§ Interface dataset entries:
┌──

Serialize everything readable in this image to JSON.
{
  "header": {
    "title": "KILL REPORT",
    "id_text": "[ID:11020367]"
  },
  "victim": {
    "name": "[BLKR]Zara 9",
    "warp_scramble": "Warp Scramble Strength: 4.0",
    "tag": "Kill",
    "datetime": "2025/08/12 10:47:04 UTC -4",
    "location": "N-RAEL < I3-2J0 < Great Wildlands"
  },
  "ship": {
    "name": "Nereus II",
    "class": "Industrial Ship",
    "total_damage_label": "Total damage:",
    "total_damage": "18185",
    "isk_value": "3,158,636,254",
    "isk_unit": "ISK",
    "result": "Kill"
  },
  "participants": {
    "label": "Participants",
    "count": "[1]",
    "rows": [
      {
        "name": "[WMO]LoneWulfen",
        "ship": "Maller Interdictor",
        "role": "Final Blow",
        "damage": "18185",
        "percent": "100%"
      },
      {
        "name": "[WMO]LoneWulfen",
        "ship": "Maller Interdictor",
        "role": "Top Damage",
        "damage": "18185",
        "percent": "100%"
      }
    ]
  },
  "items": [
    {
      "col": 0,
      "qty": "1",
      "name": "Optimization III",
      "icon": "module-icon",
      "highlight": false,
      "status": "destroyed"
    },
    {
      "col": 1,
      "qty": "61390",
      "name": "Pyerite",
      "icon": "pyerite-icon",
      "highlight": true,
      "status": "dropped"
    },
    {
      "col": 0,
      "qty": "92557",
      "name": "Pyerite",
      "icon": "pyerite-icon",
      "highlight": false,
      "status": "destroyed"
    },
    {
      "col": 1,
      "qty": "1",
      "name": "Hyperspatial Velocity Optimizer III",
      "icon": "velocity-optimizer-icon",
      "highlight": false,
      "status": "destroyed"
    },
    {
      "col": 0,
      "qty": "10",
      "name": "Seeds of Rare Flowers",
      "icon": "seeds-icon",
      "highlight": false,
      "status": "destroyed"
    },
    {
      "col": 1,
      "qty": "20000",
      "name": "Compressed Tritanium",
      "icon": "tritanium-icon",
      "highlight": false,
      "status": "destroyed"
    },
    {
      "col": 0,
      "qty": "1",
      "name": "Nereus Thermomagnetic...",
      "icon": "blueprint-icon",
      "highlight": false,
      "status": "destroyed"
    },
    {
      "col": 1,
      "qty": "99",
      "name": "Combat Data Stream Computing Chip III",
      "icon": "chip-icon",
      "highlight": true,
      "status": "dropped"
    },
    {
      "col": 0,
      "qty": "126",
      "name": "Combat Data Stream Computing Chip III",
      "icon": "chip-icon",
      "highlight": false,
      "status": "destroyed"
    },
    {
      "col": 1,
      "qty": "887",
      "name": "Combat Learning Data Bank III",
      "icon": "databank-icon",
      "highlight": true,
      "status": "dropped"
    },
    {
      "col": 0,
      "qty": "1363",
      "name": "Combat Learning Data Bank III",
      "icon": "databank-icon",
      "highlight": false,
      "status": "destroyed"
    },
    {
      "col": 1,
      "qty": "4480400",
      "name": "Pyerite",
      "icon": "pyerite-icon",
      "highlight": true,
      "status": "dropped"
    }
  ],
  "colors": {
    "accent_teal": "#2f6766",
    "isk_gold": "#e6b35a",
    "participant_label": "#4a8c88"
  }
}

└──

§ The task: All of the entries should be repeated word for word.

§ Solution for this problem:
Serialize everything readable in this image to JSON.
{
  "header": {
    "title": "KILL REPORT",
    "id_text": "[ID:11020367]"
  },
  "victim": {
    "name": "[BLKR]Zara 9",
    "warp_scramble": "Warp Scramble Strength: 4.0",
    "tag": "Kill",
    "datetime": "2025/08/12 10:47:04 UTC -4",
    "location": "N-RAEL < I3-2J0 < Great Wildlands"
  },
  "ship": {
    "name": "Nereus II",
    "class": "Industrial Ship",
    "total_damage_label": "Total damage:",
    "total_damage": "18185",
    "isk_value": "3,158,636,254",
    "isk_unit": "ISK",
    "result": "Kill"
  },
  "participants": {
    "label": "Participants",
    "count": "[1]",
    "rows": [
      {
        "name": "[WMO]LoneWulfen",
        "ship": "Maller Interdictor",
        "role": "Final Blow",
        "damage": "18185",
        "percent": "100%"
      },
      {
        "name": "[WMO]LoneWulfen",
        "ship": "Maller Interdictor",
        "role": "Top Damage",
        "damage": "18185",
        "percent": "100%"
      }
    ]
  },
  "items": [
    {
      "col": 0,
      "qty": "1",
      "name": "Optimization III",
      "icon": "module-icon",
      "highlight": false,
      "status": "destroyed"
    },
    {
      "col": 1,
      "qty": "61390",
      "name": "Pyerite",
      "icon": "pyerite-icon",
      "highlight": true,
      "status": "dropped"
    },
    {
      "col": 0,
      "qty": "92557",
      "name": "Pyerite",
      "icon": "pyerite-icon",
      "highlight": false,
      "status": "destroyed"
    },
    {
      "col": 1,
      "qty": "1",
      "name": "Hyperspatial Velocity Optimizer III",
      "icon": "velocity-optimizer-icon",
      "highlight": false,
      "status": "destroyed"
    },
    {
      "col": 0,
      "qty": "10",
      "name": "Seeds of Rare Flowers",
      "icon": "seeds-icon",
      "highlight": false,
      "status": "destroyed"
    },
    {
      "col": 1,
      "qty": "20000",
      "name": "Compressed Tritanium",
      "icon": "tritanium-icon",
      "highlight": false,
      "status": "destroyed"
    },
    {
      "col": 0,
      "qty": "1",
      "name": "Nereus Thermomagnetic...",
      "icon": "blueprint-icon",
      "highlight": false,
      "status": "destroyed"
    },
    {
      "col": 1,
      "qty": "99",
      "name": "Combat Data Stream Computing Chip III",
      "icon": "chip-icon",
      "highlight": true,
      "status": "dropped"
    },
    {
      "col": 0,
      "qty": "126",
      "name": "Combat Data Stream Computing Chip III",
      "icon": "chip-icon",
      "highlight": false,
      "status": "destroyed"
    },
    {
      "col": 1,
      "qty": "887",
      "name": "Combat Learning Data Bank III",
      "icon": "databank-icon",
      "highlight": true,
      "status": "dropped"
    },
    {
      "col": 0,
      "qty": "1363",
      "name": "Combat Learning Data Bank III",
      "icon": "databank-icon",
      "highlight": false,
      "status": "destroyed"
    },
    {
      "col": 1,
      "qty": "4480400",
      "name": "Pyerite",
      "icon": "pyerite-icon",
      "highlight": true,
      "status": "dropped"
    }
  ],
  "colors": {
    "accent_teal": "#2f6766",
    "isk_gold": "#e6b35a",
    "participant_label": "#4a8c88"
  }
}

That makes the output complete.